GIANT CONGENITAL MELANOCYTIC NEVUS
One percent of newborn infants has small congenital melanocytic nevi, but fortunately giant nevi (defined as 20 cm in diameter or larger) are very rare, estimated in one study to be one in 20,455 live births (Castilla et al. 1981). Most cases are sporadic and are thought to arise as a result of a post-zygotic mutation, possibly in the NRAS gene (Phadke et al. 2011). Very rare cases have been reported of more than one case in the same extended family where the mode of inheritance was postulated to be a polygenic paradominant pattern of inheritance (de Wijn et al. 2010). The risk of melanoma in congenital nevi is unclear due to its rarity, and publication bias and the published estimates of this risk for giant nevi range from 2 to 14 % (Shah 2010; Yun et al. 2012), with a significant proportion of melanomas occurring in the first 10 years of life (Shah 2010; Araim et al. 2004; Angelo et al. 2001; Makkar and Frieden 2002; Ruiz-Maldonado et al. 1992; Hoanq et al. 2002).
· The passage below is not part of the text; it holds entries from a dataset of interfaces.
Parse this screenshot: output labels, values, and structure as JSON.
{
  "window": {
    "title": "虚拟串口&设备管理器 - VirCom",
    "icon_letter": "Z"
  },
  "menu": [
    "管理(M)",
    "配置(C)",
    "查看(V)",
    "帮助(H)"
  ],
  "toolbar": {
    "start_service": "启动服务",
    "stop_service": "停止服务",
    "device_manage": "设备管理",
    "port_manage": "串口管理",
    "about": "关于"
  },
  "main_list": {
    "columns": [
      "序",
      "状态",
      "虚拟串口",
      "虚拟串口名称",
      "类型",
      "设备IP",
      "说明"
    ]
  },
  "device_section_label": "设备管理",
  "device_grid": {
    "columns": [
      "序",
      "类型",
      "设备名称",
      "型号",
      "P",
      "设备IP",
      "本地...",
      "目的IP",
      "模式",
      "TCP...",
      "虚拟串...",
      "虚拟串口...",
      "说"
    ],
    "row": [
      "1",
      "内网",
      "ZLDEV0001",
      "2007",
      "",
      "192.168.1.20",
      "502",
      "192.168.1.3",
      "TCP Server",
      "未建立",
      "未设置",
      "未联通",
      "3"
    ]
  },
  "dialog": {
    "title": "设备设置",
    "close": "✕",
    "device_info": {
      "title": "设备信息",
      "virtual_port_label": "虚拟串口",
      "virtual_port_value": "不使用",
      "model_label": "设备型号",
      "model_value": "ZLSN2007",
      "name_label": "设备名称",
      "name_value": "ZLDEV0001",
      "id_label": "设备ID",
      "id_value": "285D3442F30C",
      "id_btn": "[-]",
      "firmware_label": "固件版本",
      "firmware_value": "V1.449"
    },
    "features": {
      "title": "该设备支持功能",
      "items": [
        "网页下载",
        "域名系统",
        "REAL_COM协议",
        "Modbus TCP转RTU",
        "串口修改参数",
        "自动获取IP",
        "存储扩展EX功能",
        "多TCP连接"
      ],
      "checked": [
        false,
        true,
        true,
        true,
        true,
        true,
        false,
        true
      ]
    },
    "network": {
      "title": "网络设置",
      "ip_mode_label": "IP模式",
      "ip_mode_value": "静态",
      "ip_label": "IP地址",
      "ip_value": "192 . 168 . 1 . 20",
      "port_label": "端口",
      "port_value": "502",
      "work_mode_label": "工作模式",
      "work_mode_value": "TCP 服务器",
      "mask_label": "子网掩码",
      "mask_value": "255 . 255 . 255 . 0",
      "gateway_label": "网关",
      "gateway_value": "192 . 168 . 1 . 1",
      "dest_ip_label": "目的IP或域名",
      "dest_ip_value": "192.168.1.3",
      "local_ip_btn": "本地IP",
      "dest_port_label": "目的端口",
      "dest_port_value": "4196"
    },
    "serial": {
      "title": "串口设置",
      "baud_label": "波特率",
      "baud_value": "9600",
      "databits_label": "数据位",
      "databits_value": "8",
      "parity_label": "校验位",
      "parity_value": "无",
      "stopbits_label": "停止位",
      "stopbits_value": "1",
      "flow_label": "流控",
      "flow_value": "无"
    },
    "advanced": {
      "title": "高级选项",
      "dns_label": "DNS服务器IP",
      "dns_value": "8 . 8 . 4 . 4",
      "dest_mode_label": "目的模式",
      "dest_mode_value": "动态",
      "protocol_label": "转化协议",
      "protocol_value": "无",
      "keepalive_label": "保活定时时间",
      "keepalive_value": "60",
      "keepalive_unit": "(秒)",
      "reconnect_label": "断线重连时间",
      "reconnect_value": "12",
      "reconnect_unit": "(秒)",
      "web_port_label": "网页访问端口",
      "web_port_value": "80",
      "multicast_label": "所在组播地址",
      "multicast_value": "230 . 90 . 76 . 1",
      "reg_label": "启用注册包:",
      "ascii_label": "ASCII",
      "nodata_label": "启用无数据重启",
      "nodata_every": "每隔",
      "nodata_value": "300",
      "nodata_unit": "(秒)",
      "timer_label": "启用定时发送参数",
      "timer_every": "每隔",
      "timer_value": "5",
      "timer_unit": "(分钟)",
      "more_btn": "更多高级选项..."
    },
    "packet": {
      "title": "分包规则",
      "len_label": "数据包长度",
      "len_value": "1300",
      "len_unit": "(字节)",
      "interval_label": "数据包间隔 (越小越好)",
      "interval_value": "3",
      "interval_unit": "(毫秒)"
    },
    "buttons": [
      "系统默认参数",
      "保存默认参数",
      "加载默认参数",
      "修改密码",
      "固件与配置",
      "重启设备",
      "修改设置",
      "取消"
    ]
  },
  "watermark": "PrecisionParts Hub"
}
Imaging using MRI may identify anomalies in the CNS: both intracranial melanosis and others (Kinsler et al. 2001). Neuromelanosis may be complicated by hydrocephalus or other neurological symptoms (Kinsler et al. 2001). A very small proportion of neuromelanosis eventuates in intracranial melanoma, but the incidence is not established.